▸ Exercise prompt
State how many lines in the listing below hold "menus", with no other words.

▸ Supplied records
==============================

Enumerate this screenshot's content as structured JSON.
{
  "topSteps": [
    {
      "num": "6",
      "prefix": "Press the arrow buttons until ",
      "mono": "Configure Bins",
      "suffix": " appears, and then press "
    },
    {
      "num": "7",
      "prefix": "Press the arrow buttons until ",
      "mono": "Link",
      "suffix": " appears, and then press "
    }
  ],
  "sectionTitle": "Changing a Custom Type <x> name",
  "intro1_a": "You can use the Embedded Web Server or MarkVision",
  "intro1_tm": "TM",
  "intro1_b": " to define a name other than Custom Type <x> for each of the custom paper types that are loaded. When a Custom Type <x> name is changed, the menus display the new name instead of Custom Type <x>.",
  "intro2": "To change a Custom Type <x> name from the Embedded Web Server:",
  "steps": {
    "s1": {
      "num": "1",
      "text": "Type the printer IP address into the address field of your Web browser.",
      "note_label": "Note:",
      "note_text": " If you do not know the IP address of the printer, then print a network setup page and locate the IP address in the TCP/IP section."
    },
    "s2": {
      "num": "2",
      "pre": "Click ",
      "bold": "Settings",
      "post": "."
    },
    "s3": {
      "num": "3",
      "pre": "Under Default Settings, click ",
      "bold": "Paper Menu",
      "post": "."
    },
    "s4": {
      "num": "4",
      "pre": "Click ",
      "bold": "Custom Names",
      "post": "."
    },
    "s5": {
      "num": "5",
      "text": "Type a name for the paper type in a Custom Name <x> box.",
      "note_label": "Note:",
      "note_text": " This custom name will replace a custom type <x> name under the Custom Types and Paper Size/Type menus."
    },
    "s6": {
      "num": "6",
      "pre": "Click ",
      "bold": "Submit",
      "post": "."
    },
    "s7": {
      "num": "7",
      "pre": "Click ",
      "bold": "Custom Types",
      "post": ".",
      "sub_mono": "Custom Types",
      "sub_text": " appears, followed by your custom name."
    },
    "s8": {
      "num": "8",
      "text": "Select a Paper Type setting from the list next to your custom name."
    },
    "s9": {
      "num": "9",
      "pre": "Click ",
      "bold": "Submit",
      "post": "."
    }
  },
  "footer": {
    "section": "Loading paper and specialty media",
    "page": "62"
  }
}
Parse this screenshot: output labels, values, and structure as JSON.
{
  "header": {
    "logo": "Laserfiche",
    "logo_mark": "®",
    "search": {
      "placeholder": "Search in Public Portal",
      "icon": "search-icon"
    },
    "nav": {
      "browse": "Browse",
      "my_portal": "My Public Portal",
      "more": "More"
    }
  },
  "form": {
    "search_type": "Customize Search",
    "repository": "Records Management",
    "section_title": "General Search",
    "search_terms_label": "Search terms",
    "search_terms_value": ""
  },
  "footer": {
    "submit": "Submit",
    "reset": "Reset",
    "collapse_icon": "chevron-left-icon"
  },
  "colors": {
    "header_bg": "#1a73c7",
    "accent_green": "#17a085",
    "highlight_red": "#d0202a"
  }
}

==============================

▸ Task solution
2